If the specs for the GeForce 256 are to be believed, this truly is a powerhouse in the graphics market.
Donning the monicker "Graphics Processor Unit" or GPU, the GeForce 256 is a 256-bit 3D processor with an integrated transform and lighting engine, an integrated dynamic lighting engine, a four-pixel rendering pipeline and supports up to 128-megabytes of memory.
The transform and lighting engine (TNL) offloads processor intensive geometry applications from the CPU, thus removing the bottleneck at the processor level commonly encountered during 3D games, while the rendering pipeline supplies the GeForce with more than enough raw power for whatever else you want to throw at it.
``The GeForce 256 continues NVIDIA's long tradition of introducing groundbreaking technologies and trend-setting products to the PC market," said nVidia president and CEO Jen-Hsun Huang in a statement. He added: ``The GPU is a major breakthrough for the industry and will fundamentally transform the 3D medium. It will enable a new generation of amazing interactive content that is alive, imaginative, and captivating. The richness of this new 3D medium will have a profound impact on future of storytelling and will broaden the appeal of 3D far beyond the game enthusiasts.''
But while performance is guaranteed, price is still a concern. Several hardware vendors ZDNet talked to, placed the cost of the chip at around US$40 (£24.40) in quantities of 1,000. That works out to $299-$349 for a retail video card, depending on the amount of memory used -- a tough price to swallow, especially when companies like S3 is planning to release equivalent features at a fraction of the cost (Savage2000).
It should be noted, however, that these prices are purely estimates on our part. Wait for the official word before making any purchasing decisions of your own.

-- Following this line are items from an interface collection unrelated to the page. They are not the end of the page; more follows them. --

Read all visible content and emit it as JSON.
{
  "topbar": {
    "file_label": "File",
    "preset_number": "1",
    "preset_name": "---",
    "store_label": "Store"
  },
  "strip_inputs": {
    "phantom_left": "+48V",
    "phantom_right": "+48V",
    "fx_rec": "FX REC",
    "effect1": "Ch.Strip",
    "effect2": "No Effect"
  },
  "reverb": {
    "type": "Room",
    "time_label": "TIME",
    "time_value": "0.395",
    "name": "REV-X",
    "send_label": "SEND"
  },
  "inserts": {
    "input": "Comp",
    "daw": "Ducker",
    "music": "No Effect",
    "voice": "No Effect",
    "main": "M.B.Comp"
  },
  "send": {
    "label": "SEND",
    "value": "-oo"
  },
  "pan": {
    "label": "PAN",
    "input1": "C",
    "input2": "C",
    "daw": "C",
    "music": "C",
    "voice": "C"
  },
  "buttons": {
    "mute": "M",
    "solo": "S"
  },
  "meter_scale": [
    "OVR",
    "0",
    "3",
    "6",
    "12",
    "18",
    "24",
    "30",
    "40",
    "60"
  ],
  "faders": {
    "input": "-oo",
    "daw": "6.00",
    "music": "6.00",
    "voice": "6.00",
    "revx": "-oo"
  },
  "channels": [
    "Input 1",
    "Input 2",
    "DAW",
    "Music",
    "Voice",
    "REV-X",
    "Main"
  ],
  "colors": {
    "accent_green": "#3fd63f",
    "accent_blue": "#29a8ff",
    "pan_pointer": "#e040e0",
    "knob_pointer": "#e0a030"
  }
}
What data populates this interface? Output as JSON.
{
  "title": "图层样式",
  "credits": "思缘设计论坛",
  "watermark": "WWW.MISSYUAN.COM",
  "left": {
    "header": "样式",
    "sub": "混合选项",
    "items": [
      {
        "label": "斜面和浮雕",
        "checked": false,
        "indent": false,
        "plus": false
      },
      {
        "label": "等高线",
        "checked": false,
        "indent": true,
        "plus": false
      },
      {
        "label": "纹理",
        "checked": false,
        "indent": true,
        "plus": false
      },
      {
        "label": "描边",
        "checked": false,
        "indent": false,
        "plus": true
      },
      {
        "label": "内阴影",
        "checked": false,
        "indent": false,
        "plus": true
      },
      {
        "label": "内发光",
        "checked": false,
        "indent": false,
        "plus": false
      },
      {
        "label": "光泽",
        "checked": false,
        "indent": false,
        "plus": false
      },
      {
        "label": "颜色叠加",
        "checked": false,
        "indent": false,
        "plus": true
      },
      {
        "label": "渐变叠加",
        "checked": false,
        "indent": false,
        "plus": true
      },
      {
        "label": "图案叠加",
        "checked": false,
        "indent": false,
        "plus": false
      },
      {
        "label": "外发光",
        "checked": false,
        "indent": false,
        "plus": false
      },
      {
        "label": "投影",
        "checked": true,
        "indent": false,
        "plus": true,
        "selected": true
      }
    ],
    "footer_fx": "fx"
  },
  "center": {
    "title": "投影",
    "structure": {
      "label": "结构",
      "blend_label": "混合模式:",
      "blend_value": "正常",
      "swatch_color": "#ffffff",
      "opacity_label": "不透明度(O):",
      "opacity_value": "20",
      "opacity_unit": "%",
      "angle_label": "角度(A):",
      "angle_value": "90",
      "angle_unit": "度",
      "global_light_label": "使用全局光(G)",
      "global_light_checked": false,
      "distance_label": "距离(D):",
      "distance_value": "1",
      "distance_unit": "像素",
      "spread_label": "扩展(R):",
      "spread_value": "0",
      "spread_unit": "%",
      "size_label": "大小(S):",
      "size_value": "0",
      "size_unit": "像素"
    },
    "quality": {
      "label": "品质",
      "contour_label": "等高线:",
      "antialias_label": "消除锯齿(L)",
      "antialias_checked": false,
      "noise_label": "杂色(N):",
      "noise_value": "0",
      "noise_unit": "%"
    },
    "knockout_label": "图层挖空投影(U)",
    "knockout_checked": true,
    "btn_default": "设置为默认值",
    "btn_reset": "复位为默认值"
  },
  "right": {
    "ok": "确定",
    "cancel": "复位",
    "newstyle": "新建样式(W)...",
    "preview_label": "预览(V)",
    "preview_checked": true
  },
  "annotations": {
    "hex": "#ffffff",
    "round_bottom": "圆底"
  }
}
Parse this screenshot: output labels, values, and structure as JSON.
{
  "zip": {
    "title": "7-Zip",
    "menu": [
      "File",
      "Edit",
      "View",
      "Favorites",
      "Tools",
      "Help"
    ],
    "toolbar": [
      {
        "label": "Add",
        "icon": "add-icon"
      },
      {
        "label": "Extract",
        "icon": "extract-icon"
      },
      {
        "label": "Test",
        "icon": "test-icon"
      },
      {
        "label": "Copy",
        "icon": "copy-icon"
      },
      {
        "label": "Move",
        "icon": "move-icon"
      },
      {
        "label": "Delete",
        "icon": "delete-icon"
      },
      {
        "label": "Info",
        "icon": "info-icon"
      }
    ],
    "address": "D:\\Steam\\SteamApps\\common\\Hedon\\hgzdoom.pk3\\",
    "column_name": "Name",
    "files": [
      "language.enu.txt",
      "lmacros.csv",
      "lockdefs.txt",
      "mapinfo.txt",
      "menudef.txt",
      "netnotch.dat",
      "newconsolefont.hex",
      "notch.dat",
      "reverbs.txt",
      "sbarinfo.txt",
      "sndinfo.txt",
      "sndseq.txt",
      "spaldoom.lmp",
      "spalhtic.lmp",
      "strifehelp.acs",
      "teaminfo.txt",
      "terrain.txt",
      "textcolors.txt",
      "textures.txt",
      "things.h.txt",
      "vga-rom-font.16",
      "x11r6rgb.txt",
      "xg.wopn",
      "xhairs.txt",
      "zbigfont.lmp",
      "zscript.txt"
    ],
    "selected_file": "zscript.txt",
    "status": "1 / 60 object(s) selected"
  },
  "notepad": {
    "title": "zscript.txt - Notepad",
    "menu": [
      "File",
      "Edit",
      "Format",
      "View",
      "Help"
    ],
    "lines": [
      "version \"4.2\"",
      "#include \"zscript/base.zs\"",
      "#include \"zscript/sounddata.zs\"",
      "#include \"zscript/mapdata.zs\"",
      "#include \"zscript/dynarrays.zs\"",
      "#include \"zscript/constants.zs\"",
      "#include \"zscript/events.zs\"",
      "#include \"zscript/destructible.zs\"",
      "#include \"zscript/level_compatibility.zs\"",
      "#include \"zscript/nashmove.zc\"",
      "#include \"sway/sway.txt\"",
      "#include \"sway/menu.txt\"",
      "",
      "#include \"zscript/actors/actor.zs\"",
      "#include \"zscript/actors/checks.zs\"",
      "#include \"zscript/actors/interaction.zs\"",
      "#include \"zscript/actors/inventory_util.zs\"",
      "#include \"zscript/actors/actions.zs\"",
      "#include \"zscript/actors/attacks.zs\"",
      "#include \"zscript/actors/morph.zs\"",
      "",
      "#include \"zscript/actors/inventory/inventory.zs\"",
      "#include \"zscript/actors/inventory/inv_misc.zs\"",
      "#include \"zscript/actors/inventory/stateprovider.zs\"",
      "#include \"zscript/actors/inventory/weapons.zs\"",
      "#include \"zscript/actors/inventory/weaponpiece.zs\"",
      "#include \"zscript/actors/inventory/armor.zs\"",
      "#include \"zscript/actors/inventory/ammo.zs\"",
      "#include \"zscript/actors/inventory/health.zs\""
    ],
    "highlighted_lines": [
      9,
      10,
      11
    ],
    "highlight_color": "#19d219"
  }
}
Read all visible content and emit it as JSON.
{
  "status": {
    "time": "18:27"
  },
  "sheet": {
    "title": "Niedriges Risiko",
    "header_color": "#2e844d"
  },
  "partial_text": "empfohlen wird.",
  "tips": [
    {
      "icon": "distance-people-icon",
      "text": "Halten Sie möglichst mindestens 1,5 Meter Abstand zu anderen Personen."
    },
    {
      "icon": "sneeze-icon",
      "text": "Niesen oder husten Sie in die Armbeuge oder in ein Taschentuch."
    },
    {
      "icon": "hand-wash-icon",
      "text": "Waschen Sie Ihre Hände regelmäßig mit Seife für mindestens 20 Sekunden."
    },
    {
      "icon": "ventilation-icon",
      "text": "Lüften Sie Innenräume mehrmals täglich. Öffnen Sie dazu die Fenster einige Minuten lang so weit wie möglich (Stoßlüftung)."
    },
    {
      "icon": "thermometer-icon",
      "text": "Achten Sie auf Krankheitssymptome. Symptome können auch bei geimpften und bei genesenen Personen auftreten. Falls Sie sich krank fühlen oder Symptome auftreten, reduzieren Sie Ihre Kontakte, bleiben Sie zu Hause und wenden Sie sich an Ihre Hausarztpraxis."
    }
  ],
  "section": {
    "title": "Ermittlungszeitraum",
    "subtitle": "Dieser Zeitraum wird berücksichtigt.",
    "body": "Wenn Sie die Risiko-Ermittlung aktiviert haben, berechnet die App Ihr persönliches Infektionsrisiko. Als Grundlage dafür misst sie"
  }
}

ECTS should, if our sources are correct, see announcements around the GeForce 256. Watch for video cards from Creative Labs, Elsa, Guillemot, Canopus of Japan, Asus and Leadtek.